Viramune and Women in the News
There is another important reason to use Viramune. Given in single doses, it can prevent mother-to-child (also called vertical or perinatal) HIV transmission. This is a huge problem in parts of the world where combination therapy is not possible. Of course, in an ideal world, all HIV-positive mothers would have access to combination therapies, for both their health and their children's, but reality is much different. In many places, the need for a simple and inexpensive means to prevent children from being infected is paramount. Such a therapy can easily mean the difference between HIV infection and noninfection for thousands of children. Viramune has been tested in multiple clinical trials and found to be an effective means to prevent children from being born HIV-positive. One such study called HIVNET 012 has been criticized for ethical and regulatory problems. While this is disturbing, these charges don't change the basic fact that Viramune works well in preventing mother-to-child transmission. Recently, the Associated Press published three articles dealing with Viramune. The first two concerned HIVNET 012 and the allegations of the ethical and regulatory problems. The third story was about a pregnant woman who died while she was taking Viramune in combination therapy, not a single dose. The studies conducted using single-dose Viramune, such as HIVNET 012, don't show the liver toxicity problems associated with long-term use. As a matter of fact, the women and babies who took Viramune in HIVNET 012 suffered fewer serious side effects than ones that took AZT. But the timing of the articles (published on three consecutive days) may have served to further confuse the issue in some people's minds.
The bottom line: If you are a woman considering using Viramune, make sure you talk with your healthcare provider. If you start, make sure to have your blood work done on time. Don't skip follow-up appointments and tell your healthcare provider if you have any symptoms.

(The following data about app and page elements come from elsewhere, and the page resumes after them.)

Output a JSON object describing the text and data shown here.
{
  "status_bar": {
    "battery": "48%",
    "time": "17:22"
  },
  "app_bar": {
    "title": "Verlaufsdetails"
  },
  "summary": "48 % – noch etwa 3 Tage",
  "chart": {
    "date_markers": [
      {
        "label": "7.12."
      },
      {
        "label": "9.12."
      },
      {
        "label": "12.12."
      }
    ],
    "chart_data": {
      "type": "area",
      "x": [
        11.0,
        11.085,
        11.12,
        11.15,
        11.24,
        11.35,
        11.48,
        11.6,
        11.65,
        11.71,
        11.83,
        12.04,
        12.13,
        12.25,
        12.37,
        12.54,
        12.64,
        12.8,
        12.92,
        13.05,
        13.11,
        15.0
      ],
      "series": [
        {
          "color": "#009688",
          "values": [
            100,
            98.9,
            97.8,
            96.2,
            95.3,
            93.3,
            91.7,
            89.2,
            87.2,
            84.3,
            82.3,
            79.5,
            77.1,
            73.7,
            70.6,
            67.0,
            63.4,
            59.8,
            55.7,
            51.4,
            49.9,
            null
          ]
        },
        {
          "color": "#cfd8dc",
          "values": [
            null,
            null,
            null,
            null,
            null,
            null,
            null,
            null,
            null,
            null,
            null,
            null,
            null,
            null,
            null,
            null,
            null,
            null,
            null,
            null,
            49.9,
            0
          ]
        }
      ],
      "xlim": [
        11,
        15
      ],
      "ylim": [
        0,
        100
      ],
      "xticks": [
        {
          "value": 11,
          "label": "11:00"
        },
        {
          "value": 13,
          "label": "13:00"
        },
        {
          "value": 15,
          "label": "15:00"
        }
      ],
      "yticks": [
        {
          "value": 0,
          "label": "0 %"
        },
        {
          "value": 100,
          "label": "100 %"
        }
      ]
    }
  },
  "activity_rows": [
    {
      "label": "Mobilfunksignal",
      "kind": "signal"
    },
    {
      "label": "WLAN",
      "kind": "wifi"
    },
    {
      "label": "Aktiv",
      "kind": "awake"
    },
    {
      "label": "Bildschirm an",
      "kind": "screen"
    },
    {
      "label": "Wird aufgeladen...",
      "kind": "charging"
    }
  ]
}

This article was provided by AIDS Survival Project. It is a part of the publication Survival News.